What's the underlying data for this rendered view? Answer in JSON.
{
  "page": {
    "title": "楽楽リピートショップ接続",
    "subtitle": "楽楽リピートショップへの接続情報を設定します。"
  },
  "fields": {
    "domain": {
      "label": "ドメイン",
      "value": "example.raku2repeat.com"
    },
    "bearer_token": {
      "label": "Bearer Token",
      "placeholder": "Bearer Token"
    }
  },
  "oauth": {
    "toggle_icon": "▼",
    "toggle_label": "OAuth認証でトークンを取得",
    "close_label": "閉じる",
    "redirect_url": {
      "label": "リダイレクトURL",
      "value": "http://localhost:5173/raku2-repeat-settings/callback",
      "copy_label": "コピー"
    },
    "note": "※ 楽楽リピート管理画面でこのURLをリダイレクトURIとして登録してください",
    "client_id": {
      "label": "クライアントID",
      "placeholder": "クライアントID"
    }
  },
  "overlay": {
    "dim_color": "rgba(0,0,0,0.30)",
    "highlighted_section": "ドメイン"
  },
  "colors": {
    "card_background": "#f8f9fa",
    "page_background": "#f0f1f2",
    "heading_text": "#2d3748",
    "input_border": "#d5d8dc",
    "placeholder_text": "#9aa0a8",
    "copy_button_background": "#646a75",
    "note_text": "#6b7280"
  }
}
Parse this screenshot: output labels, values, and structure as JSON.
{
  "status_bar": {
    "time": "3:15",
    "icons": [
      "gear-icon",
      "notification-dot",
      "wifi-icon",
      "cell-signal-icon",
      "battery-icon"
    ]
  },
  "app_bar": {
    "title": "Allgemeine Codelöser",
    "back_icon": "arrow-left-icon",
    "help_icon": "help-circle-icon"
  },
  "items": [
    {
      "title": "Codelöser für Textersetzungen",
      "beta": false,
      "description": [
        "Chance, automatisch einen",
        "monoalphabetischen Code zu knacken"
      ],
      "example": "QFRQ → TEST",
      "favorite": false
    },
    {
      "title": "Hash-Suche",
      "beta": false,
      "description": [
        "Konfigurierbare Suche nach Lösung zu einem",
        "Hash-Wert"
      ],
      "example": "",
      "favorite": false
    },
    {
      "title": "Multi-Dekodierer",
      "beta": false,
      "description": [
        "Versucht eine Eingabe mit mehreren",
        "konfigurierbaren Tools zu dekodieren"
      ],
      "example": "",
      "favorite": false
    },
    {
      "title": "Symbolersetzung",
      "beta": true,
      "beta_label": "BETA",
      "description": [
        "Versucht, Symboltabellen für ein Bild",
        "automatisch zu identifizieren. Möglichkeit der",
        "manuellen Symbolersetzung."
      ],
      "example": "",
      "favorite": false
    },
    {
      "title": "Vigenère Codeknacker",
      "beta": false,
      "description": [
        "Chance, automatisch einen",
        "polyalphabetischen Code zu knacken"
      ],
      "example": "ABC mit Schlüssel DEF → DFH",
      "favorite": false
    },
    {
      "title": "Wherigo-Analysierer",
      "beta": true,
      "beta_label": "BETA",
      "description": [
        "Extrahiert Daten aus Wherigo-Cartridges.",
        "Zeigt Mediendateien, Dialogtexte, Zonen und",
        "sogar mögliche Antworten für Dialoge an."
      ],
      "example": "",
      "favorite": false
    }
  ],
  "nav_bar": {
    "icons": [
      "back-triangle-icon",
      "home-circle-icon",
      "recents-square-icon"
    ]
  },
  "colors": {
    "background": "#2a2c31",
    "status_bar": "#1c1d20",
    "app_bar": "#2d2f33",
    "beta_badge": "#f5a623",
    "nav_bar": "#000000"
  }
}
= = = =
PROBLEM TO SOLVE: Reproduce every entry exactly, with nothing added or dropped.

TASK OUTPUT:
What's the underlying data for this rendered view? Answer in JSON.
{
  "page": {
    "title": "楽楽リピートショップ接続",
    "subtitle": "楽楽リピートショップへの接続情報を設定します。"
  },
  "fields": {
    "domain": {
      "label": "ドメイン",
      "value": "example.raku2repeat.com"
    },
    "bearer_token": {
      "label": "Bearer Token",
      "placeholder": "Bearer Token"
    }
  },
  "oauth": {
    "toggle_icon": "▼",
    "toggle_label": "OAuth認証でトークンを取得",
    "close_label": "閉じる",
    "redirect_url": {
      "label": "リダイレクトURL",
      "value": "http://localhost:5173/raku2-repeat-settings/callback",
      "copy_label": "コピー"
    },
    "note": "※ 楽楽リピート管理画面でこのURLをリダイレクトURIとして登録してください",
    "client_id": {
      "label": "クライアントID",
      "placeholder": "クライアントID"
    }
  },
  "overlay": {
    "dim_color": "rgba(0,0,0,0.30)",
    "highlighted_section": "ドメイン"
  },
  "colors": {
    "card_background": "#f8f9fa",
    "page_background": "#f0f1f2",
    "heading_text": "#2d3748",
    "input_border": "#d5d8dc",
    "placeholder_text": "#9aa0a8",
    "copy_button_background": "#646a75",
    "note_text": "#6b7280"
  }
}
Parse this screenshot: output labels, values, and structure as JSON.
{
  "status_bar": {
    "time": "3:15",
    "icons": [
      "gear-icon",
      "notification-dot",
      "wifi-icon",
      "cell-signal-icon",
      "battery-icon"
    ]
  },
  "app_bar": {
    "title": "Allgemeine Codelöser",
    "back_icon": "arrow-left-icon",
    "help_icon": "help-circle-icon"
  },
  "items": [
    {
      "title": "Codelöser für Textersetzungen",
      "beta": false,
      "description": [
        "Chance, automatisch einen",
        "monoalphabetischen Code zu knacken"
      ],
      "example": "QFRQ → TEST",
      "favorite": false
    },
    {
      "title": "Hash-Suche",
      "beta": false,
      "description": [
        "Konfigurierbare Suche nach Lösung zu einem",
        "Hash-Wert"
      ],
      "example": "",
      "favorite": false
    },
    {
      "title": "Multi-Dekodierer",
      "beta": false,
      "description": [
        "Versucht eine Eingabe mit mehreren",
        "konfigurierbaren Tools zu dekodieren"
      ],
      "example": "",
      "favorite": false
    },
    {
      "title": "Symbolersetzung",
      "beta": true,
      "beta_label": "BETA",
      "description": [
        "Versucht, Symboltabellen für ein Bild",
        "automatisch zu identifizieren. Möglichkeit der",
        "manuellen Symbolersetzung."
      ],
      "example": "",
      "favorite": false
    },
    {
      "title": "Vigenère Codeknacker",
      "beta": false,
      "description": [
        "Chance, automatisch einen",
        "polyalphabetischen Code zu knacken"
      ],
      "example": "ABC mit Schlüssel DEF → DFH",
      "favorite": false
    },
    {
      "title": "Wherigo-Analysierer",
      "beta": true,
      "beta_label": "BETA",
      "description": [
        "Extrahiert Daten aus Wherigo-Cartridges.",
        "Zeigt Mediendateien, Dialogtexte, Zonen und",
        "sogar mögliche Antworten für Dialoge an."
      ],
      "example": "",
      "favorite": false
    }
  ],
  "nav_bar": {
    "icons": [
      "back-triangle-icon",
      "home-circle-icon",
      "recents-square-icon"
    ]
  },
  "colors": {
    "background": "#2a2c31",
    "status_bar": "#1c1d20",
    "app_bar": "#2d2f33",
    "beta_badge": "#f5a623",
    "nav_bar": "#000000"
  }
}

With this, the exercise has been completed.